Wednesday, March 16, 2011

What can we do to help Japan?

Dear Women of Faith and Friends,

You have no doubt seen the alarming images of the devastation along the east coast of Japan and wondered what you can do to help.  Some of you have called to see what the Church (Church of Jesus Christ of Latter-day Saints) is doing and how we can help. Here is what I have learned and pass it along to you – both how to contribute through the LDS Church and through the City of Riverside, whose sister city is Sendai, Japan (see below):


From the Church’s Philanthropies website, we learn:

The Church is responding to the current disaster in Japan. Elder Jeffrey R. Holland of the Quorum of the Twelve Apostles told reporters in a news conference Tuesday, March 15, that the Church has committed substantial financial aid to Japan. Emergency supplies are being purchased in Japan or nearby countries as necessary to reduce response time and help local economies that have suffered during the crisis.

The Church’s Humanitarian Aid Fund allows members and friends to donate as an act of compassion for people in disaster situations such as Japan. It is important to note that donations to the fund are not earmarked for any particular disaster or region but are used as needed wherever people are in distress or require basic necessities such as food, shelter, and medical attention.

Elder Holland reemphasized concern for the people of Japan and said that the Church will work with government agencies, the Red Cross, and others to make available needed resources.


Riverside, California and Sendai, Japan have been sister cities since 1957 in what is one of the oldest continuous sister city relationships in the United States. The city of Sendai was one of the worst hit areas, located just 105 miles from the epicenter of the quake and directly in the path of the tsunami.

The City of Riverside has established a Sendai relief fund and is collecting donations to help its sister city recover from the devastation.  It hopes to raise $250,000.

More information may be obtained and donations made at this web site:

Donated funds are tax deductible and will be held in a separate account designated for Sendai, Japan.  100% of the funds collected will be given directly to officials in Sendai to help them in their recovery efforts.


We perhaps feel a little closer to the people of Japan since we’ve spent the past few months making peace cranes for the Metropolitan Museum’s exhibit honoring Japanese-Americans held in internment camps during WWII. Let’s continue to pray for the people and land of Japan and do whatever we feel inspired to do to help in other ways.


Just a bit of caution: Federal officials are urging people to be cautious when they donate money to charities responding to this crisis.

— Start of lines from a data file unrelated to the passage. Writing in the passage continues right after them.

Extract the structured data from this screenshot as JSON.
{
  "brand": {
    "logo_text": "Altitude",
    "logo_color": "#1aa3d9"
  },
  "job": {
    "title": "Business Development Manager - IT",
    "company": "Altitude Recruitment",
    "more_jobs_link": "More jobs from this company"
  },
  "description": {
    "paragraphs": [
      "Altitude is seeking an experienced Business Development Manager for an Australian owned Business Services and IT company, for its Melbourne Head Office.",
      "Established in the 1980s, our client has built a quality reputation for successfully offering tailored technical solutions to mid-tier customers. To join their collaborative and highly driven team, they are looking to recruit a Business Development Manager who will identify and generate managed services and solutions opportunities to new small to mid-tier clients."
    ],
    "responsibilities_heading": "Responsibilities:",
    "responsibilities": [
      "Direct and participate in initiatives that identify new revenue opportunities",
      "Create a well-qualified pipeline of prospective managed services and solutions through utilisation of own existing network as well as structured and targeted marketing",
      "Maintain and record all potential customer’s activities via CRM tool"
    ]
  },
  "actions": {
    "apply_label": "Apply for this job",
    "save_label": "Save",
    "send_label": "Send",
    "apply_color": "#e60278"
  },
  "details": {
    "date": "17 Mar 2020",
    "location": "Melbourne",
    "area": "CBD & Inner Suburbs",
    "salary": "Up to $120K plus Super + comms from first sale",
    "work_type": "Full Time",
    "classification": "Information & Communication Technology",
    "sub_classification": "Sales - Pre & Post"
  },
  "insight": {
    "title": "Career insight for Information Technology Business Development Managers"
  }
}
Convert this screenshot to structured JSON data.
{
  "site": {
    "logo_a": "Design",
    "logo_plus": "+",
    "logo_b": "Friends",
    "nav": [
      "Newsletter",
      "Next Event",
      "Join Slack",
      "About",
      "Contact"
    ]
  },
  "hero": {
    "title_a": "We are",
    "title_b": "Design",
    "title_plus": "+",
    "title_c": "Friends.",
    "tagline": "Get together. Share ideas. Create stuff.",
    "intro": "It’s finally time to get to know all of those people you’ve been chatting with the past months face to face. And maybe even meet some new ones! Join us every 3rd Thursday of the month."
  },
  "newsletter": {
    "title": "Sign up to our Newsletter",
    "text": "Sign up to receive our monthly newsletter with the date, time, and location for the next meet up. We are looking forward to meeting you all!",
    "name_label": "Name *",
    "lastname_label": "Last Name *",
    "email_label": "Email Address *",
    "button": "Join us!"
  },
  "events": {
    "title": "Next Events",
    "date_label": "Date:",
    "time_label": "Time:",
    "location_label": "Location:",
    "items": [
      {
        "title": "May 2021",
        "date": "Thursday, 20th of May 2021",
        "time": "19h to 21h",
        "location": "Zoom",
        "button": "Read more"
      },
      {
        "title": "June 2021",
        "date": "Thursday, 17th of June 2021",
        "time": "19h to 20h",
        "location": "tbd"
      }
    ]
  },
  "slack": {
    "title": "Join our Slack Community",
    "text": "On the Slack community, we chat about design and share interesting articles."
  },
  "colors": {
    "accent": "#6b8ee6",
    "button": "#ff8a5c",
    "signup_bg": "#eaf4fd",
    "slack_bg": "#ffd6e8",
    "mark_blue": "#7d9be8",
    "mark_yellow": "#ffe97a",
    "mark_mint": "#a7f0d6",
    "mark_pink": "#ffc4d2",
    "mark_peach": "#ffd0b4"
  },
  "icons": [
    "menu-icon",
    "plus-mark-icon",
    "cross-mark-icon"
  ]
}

The FBI warns that con artists often prey on donors following natural disasters. The Internet Crime Complaint Center says donors should be careful when confronted with unsolicited e-mails asking for credit card information or money transfers. Consumers should try to verify the legitimacy of nonprofit organizations with an Internet search.”

No comments: